I admire that Robert Zemeckis’ “Allied” doesn’t go the way you expect it to go. Instead of a fun and breezy period spy romance (starring sexy human beings Brad Pitt and Marion Cotillard) it’s more of a somber, straight-faced drama about a marriage in crisis. Nothing wrong with that. However, I still found myself disappointed by the direction the film takes because it ultimately diminishes the impact of its brightest star — Cotillard.
“Allied” starts off as that fun and breezy period spy romance. Ruggedly handsome American spy Max Vatan (Pitt) parachutes into the desert outside Casablanca circa nineteen forty-two, wherein he meets up with French resistance fighter Marianne Beausejour (Cotillard). They pose as a wealthy married couple that gets to mingle with the Vichy French and Nazi high command at swanky parties and assassinate a German ambassador, while wearing fancy clothing.
Stylish but deadly.
This is the first onscreen collaboration between Pitt and Cotillard and they’re damn good together. They have effortless chemistry — he’s stern and quietly charming, while she’s bubbly and can command a room like no other. They’re so good together that you ignore the fact that they first make love in a sparkly CGI sandstorm or sometimes look like they’re in the middle of a Vogue fashion shoot; when I assassinate a Nazi Ambassador with my coworker/lover I hope I look half as glamorous as they do.

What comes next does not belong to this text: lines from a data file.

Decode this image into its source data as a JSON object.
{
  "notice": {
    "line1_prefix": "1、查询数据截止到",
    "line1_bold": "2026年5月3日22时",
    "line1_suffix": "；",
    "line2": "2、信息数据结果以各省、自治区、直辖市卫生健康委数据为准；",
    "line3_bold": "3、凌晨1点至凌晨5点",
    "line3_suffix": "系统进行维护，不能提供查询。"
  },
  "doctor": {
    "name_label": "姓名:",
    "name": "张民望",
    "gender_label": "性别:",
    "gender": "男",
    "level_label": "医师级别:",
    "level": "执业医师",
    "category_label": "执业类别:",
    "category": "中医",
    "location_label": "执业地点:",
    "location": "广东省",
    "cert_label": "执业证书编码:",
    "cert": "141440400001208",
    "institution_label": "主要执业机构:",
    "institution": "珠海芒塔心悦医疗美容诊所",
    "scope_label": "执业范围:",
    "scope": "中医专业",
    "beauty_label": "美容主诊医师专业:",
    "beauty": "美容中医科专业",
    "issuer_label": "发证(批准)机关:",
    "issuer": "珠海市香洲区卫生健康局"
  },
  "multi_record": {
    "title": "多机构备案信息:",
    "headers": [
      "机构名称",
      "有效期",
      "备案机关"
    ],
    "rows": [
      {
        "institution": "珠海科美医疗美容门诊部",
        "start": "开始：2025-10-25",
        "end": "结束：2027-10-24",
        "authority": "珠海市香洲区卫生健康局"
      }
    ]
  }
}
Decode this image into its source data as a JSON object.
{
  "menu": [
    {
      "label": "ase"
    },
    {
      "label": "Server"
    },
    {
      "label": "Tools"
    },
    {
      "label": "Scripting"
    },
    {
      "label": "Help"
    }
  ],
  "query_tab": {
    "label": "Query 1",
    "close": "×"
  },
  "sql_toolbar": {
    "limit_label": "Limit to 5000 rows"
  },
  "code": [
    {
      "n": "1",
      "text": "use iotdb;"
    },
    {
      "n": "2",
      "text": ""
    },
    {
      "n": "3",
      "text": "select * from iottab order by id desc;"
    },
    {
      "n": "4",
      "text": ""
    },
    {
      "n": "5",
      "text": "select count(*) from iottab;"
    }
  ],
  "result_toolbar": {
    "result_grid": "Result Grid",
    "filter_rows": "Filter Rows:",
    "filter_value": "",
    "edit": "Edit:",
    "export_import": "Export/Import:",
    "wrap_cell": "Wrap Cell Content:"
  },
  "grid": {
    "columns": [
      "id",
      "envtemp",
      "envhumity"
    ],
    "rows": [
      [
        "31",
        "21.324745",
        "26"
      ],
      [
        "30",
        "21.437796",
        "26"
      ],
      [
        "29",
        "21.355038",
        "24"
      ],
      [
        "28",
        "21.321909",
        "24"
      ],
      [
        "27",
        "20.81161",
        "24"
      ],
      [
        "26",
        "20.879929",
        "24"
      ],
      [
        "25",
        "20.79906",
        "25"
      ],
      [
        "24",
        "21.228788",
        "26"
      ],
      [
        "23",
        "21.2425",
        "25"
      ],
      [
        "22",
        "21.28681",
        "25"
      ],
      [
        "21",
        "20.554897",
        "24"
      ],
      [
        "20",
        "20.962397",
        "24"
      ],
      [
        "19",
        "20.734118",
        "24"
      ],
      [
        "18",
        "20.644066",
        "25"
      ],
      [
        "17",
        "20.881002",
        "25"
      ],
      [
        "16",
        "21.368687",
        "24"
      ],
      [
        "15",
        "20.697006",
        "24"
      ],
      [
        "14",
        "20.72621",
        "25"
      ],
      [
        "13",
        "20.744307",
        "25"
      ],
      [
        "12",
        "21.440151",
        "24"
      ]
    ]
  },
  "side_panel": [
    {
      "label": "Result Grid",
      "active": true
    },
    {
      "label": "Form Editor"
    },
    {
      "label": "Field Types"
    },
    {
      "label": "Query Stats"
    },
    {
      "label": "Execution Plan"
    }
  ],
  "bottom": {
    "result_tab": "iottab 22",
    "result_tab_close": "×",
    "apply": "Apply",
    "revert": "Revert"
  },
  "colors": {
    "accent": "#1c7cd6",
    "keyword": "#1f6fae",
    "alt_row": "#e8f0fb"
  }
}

Overall, “Allied” is stylish and well made. Don Burgess’ cinematography is glossy like a magazine, the costumes are shiny and Gary Freeman’s production design is neat and clean even out in the middle of dusty Morocco. As silly as the film can be (at one point Marianne literally gives birth in the middle of The Blitz in London) Zemeckis shows restraint during the pivotal dramatic moments. These scenes have a calm and naturalistic feel to them, while the music is kept to the absolute minimum or not used at all, allowing for more tension and authenticity rather than melodrama. Even the sandstorm lovemaking scene isn’t as over the top as it could be.
After their mission is complete, Max and Marianne get married and have a baby — abandoning the dangerous but exciting life of espionage for mundane domesticity. Although they still manage to look more glamorous than you ever will. One day, Max is told by his former boss (played by Jared Harris) that Marianne may actually be a German spy. Oh Mon Dieu! If it’s true Max must be the one to assassinate her.
It all sounds very dramatic, and it is, but those expecting “Mr. And Mrs. Smith” during World War 2 will be disappointed. “Allied” morphs into a much gloomier, emotional drama about a husband trying to come to terms with the fact that his beloved may be the enemy. And this is my main problem with the film: through this transition, “Allied” becomes more about Max rather than both of them, like it was in Casablanca. He gets to look disheveled and act conflicted. He gets to launch his own mini investigation into the matter while Marianne is distanced from us — we only see of her what Max sees, meaning her onscreen time mostly consists of sitting in their house, taking care of their daughter, being a loving wife and waiting for him to come home. I realize that this is done to preserve her true identity and actions until the end but that narrative choice also diminishes her role/character in the process.
This may not have been such a big issue except that Cotillard gives such a fantastic performance and Pitt is somewhat … bland. It’s tolerable at first when he’s playing off of Cotillard in Casablanca but as the film becomes more about him the blandness becomes more noticeable. Pitt’s attempts to be understated and shy usually come off strained and unnatural; there are times where it looks like he’s trying really hard to act. On the other hand, Cotillard is magnetic — delicately charming and down to earth, fiercely intelligent and tough. You can’t take your eyes off her. Cotillard still makes the most of her limited role later on (during her last scene, a massive lump will probably accumulate in your throat) but her presence is sadly minimized. She’s not as active a character as she was in Casablanca.
“Allied” is never boring to watch. The Casablanca section strikes a perfect balance between silly and serious, the middle goes in an unexpected but welcomed dramatic direction (despite my problems) and the ending still packs an emotional punch. Yet, because it becomes more focused on Max rather than both him and Marianne, “Allied” never soars to greatness.